Information ▸
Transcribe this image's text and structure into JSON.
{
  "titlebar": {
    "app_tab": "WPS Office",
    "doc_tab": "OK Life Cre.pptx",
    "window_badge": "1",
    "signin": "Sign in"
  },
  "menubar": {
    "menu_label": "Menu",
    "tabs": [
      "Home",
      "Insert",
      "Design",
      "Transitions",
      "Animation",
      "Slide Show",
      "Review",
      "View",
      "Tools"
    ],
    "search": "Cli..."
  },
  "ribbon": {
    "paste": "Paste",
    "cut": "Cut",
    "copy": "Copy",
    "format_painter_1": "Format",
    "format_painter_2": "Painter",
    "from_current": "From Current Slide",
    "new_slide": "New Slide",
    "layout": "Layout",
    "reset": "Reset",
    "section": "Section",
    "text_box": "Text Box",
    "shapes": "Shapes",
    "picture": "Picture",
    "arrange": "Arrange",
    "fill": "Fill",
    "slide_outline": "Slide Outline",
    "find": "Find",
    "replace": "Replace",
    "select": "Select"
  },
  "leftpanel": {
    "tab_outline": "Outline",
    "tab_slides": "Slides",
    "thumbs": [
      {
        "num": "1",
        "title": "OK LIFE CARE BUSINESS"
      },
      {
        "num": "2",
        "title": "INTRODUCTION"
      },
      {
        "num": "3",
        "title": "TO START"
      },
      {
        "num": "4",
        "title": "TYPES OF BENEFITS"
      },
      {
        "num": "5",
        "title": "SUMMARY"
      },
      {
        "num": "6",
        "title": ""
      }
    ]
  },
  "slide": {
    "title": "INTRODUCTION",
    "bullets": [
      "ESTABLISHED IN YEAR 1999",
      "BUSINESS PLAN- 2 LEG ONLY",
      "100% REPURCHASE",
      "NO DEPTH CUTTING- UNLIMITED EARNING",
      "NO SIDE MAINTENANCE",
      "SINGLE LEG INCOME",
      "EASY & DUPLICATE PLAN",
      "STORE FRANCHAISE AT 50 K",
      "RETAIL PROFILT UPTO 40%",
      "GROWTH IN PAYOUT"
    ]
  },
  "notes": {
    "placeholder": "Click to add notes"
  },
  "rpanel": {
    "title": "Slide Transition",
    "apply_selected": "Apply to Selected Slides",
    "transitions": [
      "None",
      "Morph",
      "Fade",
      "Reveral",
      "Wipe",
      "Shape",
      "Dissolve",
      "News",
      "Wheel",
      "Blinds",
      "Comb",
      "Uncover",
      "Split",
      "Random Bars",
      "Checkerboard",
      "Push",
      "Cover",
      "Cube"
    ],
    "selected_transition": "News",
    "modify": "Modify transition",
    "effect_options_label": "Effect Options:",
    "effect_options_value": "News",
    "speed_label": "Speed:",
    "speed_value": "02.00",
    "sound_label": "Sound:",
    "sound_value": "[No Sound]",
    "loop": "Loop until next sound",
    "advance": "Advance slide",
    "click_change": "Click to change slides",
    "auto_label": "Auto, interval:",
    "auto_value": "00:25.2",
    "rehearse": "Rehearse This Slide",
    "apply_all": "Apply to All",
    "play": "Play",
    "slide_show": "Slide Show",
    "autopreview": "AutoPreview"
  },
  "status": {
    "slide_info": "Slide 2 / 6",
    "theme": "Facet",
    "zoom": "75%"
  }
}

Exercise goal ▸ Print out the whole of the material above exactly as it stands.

Reply to the exercise ▸
Transcribe this image's text and structure into JSON.
{
  "titlebar": {
    "app_tab": "WPS Office",
    "doc_tab": "OK Life Cre.pptx",
    "window_badge": "1",
    "signin": "Sign in"
  },
  "menubar": {
    "menu_label": "Menu",
    "tabs": [
      "Home",
      "Insert",
      "Design",
      "Transitions",
      "Animation",
      "Slide Show",
      "Review",
      "View",
      "Tools"
    ],
    "search": "Cli..."
  },
  "ribbon": {
    "paste": "Paste",
    "cut": "Cut",
    "copy": "Copy",
    "format_painter_1": "Format",
    "format_painter_2": "Painter",
    "from_current": "From Current Slide",
    "new_slide": "New Slide",
    "layout": "Layout",
    "reset": "Reset",
    "section": "Section",
    "text_box": "Text Box",
    "shapes": "Shapes",
    "picture": "Picture",
    "arrange": "Arrange",
    "fill": "Fill",
    "slide_outline": "Slide Outline",
    "find": "Find",
    "replace": "Replace",
    "select": "Select"
  },
  "leftpanel": {
    "tab_outline": "Outline",
    "tab_slides": "Slides",
    "thumbs": [
      {
        "num": "1",
        "title": "OK LIFE CARE BUSINESS"
      },
      {
        "num": "2",
        "title": "INTRODUCTION"
      },
      {
        "num": "3",
        "title": "TO START"
      },
      {
        "num": "4",
        "title": "TYPES OF BENEFITS"
      },
      {
        "num": "5",
        "title": "SUMMARY"
      },
      {
        "num": "6",
        "title": ""
      }
    ]
  },
  "slide": {
    "title": "INTRODUCTION",
    "bullets": [
      "ESTABLISHED IN YEAR 1999",
      "BUSINESS PLAN- 2 LEG ONLY",
      "100% REPURCHASE",
      "NO DEPTH CUTTING- UNLIMITED EARNING",
      "NO SIDE MAINTENANCE",
      "SINGLE LEG INCOME",
      "EASY & DUPLICATE PLAN",
      "STORE FRANCHAISE AT 50 K",
      "RETAIL PROFILT UPTO 40%",
      "GROWTH IN PAYOUT"
    ]
  },
  "notes": {
    "placeholder": "Click to add notes"
  },
  "rpanel": {
    "title": "Slide Transition",
    "apply_selected": "Apply to Selected Slides",
    "transitions": [
      "None",
      "Morph",
      "Fade",
      "Reveral",
      "Wipe",
      "Shape",
      "Dissolve",
      "News",
      "Wheel",
      "Blinds",
      "Comb",
      "Uncover",
      "Split",
      "Random Bars",
      "Checkerboard",
      "Push",
      "Cover",
      "Cube"
    ],
    "selected_transition": "News",
    "modify": "Modify transition",
    "effect_options_label": "Effect Options:",
    "effect_options_value": "News",
    "speed_label": "Speed:",
    "speed_value": "02.00",
    "sound_label": "Sound:",
    "sound_value": "[No Sound]",
    "loop": "Loop until next sound",
    "advance": "Advance slide",
    "click_change": "Click to change slides",
    "auto_label": "Auto, interval:",
    "auto_value": "00:25.2",
    "rehearse": "Rehearse This Slide",
    "apply_all": "Apply to All",
    "play": "Play",
    "slide_show": "Slide Show",
    "autopreview": "AutoPreview"
  },
  "status": {
    "slide_info": "Slide 2 / 6",
    "theme": "Facet",
    "zoom": "75%"
  }
}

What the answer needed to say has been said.